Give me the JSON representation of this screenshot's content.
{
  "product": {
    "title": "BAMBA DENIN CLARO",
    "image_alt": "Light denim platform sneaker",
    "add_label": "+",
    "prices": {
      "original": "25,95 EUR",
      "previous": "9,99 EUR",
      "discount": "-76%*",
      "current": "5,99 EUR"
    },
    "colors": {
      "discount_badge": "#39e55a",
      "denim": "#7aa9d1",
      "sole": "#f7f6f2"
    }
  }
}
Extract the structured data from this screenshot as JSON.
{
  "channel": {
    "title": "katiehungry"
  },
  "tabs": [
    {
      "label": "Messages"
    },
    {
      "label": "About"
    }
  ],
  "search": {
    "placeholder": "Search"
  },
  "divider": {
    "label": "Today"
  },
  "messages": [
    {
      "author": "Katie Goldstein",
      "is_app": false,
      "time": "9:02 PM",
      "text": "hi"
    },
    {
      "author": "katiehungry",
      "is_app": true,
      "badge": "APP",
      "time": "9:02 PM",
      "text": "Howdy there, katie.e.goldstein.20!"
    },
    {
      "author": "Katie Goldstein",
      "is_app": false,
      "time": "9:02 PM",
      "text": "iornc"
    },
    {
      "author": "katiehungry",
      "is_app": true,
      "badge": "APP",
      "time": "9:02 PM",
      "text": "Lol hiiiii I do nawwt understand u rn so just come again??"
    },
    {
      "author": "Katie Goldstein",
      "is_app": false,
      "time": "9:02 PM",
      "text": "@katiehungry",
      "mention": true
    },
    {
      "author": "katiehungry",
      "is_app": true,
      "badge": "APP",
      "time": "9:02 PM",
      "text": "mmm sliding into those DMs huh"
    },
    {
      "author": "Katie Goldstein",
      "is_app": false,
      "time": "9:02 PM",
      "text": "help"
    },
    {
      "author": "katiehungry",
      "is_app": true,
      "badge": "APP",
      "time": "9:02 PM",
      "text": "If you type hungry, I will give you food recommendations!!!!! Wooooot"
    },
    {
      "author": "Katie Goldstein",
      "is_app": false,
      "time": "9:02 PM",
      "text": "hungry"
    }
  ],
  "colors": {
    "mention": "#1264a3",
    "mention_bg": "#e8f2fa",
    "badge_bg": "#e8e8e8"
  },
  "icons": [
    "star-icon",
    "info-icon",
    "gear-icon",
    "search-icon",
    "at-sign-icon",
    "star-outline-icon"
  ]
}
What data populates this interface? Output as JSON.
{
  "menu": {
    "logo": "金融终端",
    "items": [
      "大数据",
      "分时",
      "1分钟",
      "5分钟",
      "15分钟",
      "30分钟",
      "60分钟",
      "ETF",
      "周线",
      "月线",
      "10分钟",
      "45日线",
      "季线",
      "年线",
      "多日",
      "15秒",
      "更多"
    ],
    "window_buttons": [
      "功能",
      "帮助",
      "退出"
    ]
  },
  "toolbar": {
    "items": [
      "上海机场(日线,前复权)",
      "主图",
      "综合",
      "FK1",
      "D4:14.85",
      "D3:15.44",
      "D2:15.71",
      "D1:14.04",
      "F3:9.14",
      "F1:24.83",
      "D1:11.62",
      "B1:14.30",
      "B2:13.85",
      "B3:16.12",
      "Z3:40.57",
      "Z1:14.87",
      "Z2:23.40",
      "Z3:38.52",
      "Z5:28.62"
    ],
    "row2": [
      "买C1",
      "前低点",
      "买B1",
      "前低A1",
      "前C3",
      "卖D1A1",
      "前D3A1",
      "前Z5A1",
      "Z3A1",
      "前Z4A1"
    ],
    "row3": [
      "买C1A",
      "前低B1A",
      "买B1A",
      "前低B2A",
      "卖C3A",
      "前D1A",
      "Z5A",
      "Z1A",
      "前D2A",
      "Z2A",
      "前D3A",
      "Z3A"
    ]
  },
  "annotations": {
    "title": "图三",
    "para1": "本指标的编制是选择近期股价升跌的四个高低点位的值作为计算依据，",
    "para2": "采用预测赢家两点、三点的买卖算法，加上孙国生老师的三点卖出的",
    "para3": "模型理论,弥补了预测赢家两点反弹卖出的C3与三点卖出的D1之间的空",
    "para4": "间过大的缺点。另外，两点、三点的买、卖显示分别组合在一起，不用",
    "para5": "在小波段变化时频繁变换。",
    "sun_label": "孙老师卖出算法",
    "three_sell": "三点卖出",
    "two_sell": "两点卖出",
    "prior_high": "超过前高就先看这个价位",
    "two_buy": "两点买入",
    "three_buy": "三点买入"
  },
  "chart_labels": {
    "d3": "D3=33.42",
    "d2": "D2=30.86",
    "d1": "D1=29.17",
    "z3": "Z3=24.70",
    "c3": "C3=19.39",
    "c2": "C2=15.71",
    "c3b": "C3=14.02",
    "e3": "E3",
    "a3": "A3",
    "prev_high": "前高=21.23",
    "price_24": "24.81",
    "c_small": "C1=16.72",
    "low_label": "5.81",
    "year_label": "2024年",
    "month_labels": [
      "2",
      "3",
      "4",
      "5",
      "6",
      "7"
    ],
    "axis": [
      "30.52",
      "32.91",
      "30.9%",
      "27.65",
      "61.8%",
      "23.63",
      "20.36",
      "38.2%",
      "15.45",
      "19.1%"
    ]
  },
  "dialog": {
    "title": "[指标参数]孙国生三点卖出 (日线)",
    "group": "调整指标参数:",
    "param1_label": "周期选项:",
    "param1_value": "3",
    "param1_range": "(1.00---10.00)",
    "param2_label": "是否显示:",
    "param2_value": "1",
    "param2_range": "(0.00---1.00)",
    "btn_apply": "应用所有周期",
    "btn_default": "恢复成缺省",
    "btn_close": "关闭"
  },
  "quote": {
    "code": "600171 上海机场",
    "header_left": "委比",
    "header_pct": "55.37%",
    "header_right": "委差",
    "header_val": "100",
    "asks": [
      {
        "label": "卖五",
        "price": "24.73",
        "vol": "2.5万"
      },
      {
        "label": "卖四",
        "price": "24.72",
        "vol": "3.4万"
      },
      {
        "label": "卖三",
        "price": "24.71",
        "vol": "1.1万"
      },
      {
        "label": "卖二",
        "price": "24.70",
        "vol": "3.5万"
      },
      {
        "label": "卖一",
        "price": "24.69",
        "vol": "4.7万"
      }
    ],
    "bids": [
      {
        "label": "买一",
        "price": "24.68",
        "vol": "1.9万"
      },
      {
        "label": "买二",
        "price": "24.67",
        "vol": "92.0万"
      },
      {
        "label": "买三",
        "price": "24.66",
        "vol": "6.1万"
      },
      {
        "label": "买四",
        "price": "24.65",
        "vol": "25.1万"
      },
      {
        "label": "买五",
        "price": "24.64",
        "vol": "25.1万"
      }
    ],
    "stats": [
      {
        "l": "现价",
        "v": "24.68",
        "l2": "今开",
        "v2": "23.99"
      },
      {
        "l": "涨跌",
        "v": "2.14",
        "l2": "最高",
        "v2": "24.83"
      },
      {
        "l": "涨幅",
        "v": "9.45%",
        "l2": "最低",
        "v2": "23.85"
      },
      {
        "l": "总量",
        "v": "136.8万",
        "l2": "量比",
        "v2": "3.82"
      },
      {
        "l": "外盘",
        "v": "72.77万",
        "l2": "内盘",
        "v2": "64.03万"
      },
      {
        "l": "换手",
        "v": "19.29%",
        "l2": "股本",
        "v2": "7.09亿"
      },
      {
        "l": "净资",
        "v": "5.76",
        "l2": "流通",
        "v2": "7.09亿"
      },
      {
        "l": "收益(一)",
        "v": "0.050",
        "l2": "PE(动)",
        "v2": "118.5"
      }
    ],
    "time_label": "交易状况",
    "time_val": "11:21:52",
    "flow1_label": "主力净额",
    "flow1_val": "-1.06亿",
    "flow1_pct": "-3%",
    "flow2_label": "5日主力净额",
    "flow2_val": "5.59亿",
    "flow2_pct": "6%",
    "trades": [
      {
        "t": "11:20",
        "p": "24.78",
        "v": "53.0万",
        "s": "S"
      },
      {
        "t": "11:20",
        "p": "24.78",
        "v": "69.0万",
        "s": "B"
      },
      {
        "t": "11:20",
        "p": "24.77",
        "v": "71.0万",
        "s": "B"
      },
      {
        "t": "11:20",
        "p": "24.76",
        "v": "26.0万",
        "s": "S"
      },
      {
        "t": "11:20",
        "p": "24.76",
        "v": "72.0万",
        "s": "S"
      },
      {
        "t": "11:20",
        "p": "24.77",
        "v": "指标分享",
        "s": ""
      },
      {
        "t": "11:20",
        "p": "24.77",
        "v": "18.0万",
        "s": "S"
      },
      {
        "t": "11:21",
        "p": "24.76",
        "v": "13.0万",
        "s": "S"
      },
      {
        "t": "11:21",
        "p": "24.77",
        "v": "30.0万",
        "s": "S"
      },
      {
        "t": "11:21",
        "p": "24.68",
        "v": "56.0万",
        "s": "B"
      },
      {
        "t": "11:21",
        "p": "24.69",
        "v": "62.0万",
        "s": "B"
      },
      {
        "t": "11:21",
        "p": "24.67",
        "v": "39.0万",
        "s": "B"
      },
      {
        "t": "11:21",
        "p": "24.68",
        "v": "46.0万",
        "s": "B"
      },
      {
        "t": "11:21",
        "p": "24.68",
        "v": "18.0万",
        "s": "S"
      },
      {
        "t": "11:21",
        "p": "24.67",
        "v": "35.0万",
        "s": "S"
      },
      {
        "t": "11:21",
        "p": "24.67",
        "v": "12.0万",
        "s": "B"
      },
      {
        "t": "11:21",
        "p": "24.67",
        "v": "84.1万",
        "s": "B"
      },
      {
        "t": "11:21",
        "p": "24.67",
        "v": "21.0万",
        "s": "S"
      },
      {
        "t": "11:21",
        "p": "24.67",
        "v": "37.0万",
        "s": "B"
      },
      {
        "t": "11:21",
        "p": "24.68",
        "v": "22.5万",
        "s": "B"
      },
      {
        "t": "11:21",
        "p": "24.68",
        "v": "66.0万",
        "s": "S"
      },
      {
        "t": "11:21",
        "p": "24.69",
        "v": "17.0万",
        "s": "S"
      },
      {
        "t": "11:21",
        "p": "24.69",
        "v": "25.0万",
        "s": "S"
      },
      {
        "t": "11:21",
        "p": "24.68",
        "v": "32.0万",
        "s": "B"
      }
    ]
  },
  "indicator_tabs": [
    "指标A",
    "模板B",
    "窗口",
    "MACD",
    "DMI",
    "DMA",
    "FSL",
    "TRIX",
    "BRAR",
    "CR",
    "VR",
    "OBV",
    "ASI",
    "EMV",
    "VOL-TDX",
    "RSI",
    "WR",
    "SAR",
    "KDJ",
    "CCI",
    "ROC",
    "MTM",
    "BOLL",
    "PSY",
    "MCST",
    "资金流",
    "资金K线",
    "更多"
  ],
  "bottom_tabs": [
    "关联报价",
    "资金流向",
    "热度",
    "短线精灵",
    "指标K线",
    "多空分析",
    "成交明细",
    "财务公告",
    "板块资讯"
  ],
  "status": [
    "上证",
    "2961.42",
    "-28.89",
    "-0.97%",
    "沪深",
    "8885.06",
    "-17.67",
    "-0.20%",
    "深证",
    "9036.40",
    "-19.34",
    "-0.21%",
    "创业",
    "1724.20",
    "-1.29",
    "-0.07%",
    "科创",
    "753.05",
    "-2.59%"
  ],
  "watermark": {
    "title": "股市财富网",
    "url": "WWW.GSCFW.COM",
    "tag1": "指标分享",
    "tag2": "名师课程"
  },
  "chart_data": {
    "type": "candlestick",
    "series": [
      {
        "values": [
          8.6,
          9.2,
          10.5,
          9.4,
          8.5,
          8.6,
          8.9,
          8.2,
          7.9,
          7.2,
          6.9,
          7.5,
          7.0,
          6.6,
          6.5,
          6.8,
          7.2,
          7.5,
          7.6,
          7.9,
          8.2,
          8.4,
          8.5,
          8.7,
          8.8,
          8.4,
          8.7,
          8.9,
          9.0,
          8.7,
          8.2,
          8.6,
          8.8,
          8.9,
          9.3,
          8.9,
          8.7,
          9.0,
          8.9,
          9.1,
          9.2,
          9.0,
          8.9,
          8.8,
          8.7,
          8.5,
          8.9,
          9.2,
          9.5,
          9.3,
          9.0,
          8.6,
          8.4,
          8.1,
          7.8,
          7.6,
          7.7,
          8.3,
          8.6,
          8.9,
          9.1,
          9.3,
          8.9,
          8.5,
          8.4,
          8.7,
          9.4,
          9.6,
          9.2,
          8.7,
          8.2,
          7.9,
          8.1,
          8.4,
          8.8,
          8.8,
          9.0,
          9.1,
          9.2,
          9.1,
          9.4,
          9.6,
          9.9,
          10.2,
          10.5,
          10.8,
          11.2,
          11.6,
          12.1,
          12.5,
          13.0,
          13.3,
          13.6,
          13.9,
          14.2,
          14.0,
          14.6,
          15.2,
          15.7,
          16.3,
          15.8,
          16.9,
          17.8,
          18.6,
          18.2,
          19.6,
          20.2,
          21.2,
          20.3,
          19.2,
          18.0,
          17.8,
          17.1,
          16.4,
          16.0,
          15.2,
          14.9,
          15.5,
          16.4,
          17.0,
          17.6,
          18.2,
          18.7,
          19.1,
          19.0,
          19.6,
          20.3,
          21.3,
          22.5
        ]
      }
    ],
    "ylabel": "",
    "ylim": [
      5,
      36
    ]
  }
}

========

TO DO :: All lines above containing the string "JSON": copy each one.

SOLUTION BELOW ::
Give me the JSON representation of this screenshot's content.
Extract the structured data from this screenshot as JSON.
What data populates this interface? Output as JSON.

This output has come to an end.